I read a book on the subject many years ago and definitely thought it made sense. But, alas, the book is still in my bookshelf in the attic in our house in Stockholm. I live currently in Bangkok. In other words, not a book I deemed important to ship with us as we packed for Asia. Today, I cannot understand that decision.
One of my themes for this term is neuroscience in coaching and leadership. As I learn more, it is a simple step from neuroscience in leadership to emotional intelligence. In fact, I have the feeling that having high emotional intelligence is the secret to strong and great leadership.
So, what is emotional intelligence? Are you emotionally intelligent? What does that mean for you? What are your emotional intelligence strengths and development points?
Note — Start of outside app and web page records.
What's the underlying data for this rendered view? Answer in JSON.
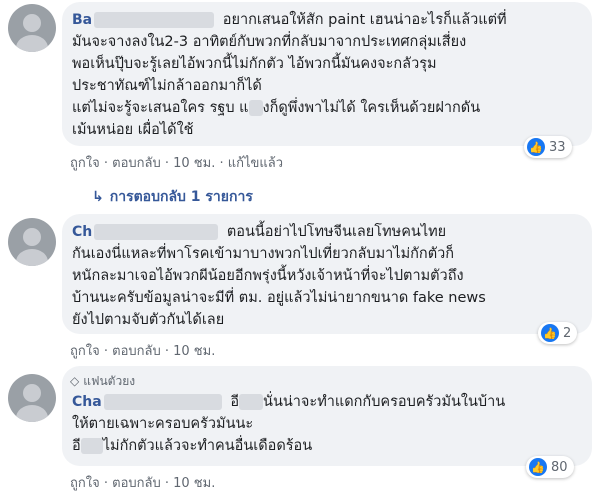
{
  "comments": [
    {
      "author_visible": "Ba",
      "lines": [
        "อยากเสนอให้สัก paint เฮนน่าอะไรก็แล้วแต่ที่",
        "มันจะจางลงใน2-3 อาทิตย์กับพวกที่กลับมาจากประเทศกลุ่มเสี่ยง",
        "พอเห็นปุ๊บจะรู้เลยไอ้พวกนี้ไม่กักตัว  ไอ้พวกนี้มันคงจะกลัวรุม",
        "ประชาทัณฑ์ไม่กล้าออกมาก็ได้",
        "แต่ไม่จะรู้จะเสนอใคร รฐบ แ",
        "งก็ดูพึ่งพาไม่ได้  ใครเห็นด้วยฝากดัน",
        "เม้นหน่อย  เผื่อได้ใช้"
      ],
      "like_label": "ถูกใจ",
      "reply_label": "ตอบกลับ",
      "time": "10 ชม.",
      "edited": "แก้ไขแล้ว",
      "reaction_count": "33",
      "replies_label": "การตอบกลับ 1 รายการ"
    },
    {
      "author_visible": "Ch",
      "lines": [
        "ตอนนี้อย่าไปโทษจีนเลยโทษคนไทย",
        "กันเองนี่แหละที่พาโรคเข้ามาบางพวกไปเที่ยวกลับมาไม่กักตัวก็",
        "หนักละมาเจอไอ้พวกผีน้อยอีกพรุ่งนี้หวังเจ้าหน้าที่จะไปตามตัวถึง",
        "บ้านนะครับข้อมูลน่าจะมีที่ ตม. อยู่แล้วไม่น่ายากขนาด fake news",
        "ยังไปตามจับตัวกันได้เลย"
      ],
      "like_label": "ถูกใจ",
      "reply_label": "ตอบกลับ",
      "time": "10 ชม.",
      "reaction_count": "2"
    },
    {
      "badge": "แฟนตัวยง",
      "author_visible": "Cha",
      "lines": [
        "อี",
        "นั่นน่าจะทำแดกกับครอบครัวมันในบ้าน",
        "ให้ตายเฉพาะครอบครัวมันนะ",
        "อี",
        "ไม่กักตัวแล้วจะทำคนอื่นเดือดร้อน"
      ],
      "like_label": "ถูกใจ",
      "reply_label": "ตอบกลับ",
      "time": "10 ชม.",
      "reaction_count": "80"
    }
  ],
  "icons": {
    "reply-arrow": "↳",
    "like": "👍",
    "badge": "◇"
  },
  "colors": {
    "name": "#365899",
    "bubble": "#f0f2f5",
    "like": "#1877f2"
  }
}
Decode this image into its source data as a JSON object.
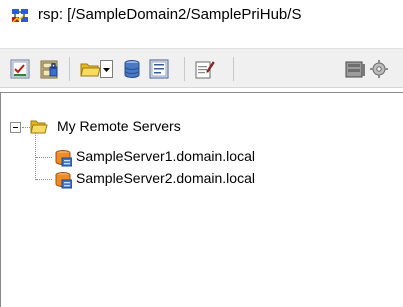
{
  "window": {
    "title": "rsp: [/SampleDomain2/SamplePriHub/S",
    "app_icon": "network-app-icon"
  },
  "toolbar": {
    "buttons": [
      {
        "name": "checklist-icon"
      },
      {
        "name": "security-cabinet-icon"
      },
      {
        "name": "open-folder-icon"
      },
      {
        "name": "dropdown-arrow-icon"
      },
      {
        "name": "database-icon"
      },
      {
        "name": "properties-icon"
      },
      {
        "name": "edit-note-icon"
      },
      {
        "name": "server-icon"
      },
      {
        "name": "gear-icon"
      }
    ]
  },
  "tree": {
    "root": {
      "label": "My Remote Servers",
      "icon": "open-folder-icon",
      "expanded": true,
      "children": [
        {
          "label": "SampleServer1.domain.local",
          "icon": "server-db-icon"
        },
        {
          "label": "SampleServer2.domain.local",
          "icon": "server-db-icon"
        }
      ]
    }
  },
  "colors": {
    "toolbar_bg": "#f0f0f0",
    "folder_yellow": "#f4d33c",
    "server_orange": "#f08a24",
    "server_blue": "#3a78c9"
  }
}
How do you use emotional intelligence in your leadership? Interesting questions to be sure.
This past week I became certified in EQi 2.0 & EQ360 assessment and through the certification class had an opportunity to become much more versed in the details of emotional intelligence. After almost 3 years of developing myself through coaching, I was relieved to find out that my own emotional intelligence is relatively strong. There are, as always, dimensions to develop.
EQi 2.0 breaks down the general topic of emotional intelligence into five composites and 15 sub-composites that are a set of emotional and social skills. The five composites are: Self-Perception, Self-Expression, Interpersonal, Decision Making and Stress Management. Each of the composites are then made up of three sub-composites.
The model is drawn as a circle or a wheel to indicate its fluidity and interrelatedness. Self-Perception and Self-Expression are the intrapersonal dimensions and are about how you perceive yourself and how you express yourself. Understanding yourself leads to better interactions with others and subsequently to better decisions and better stress management. It is truly enlightening to understand ones own emotional intelligence in such a systematic way.
The results of the assessment can be used in follow-on coaching and personal development goals. What are your EQ strengths and development areas? Wouldn’t it be rewarding to find out?
EQi2.0 Model © copyright 2011 Multi-Health Systems Inc.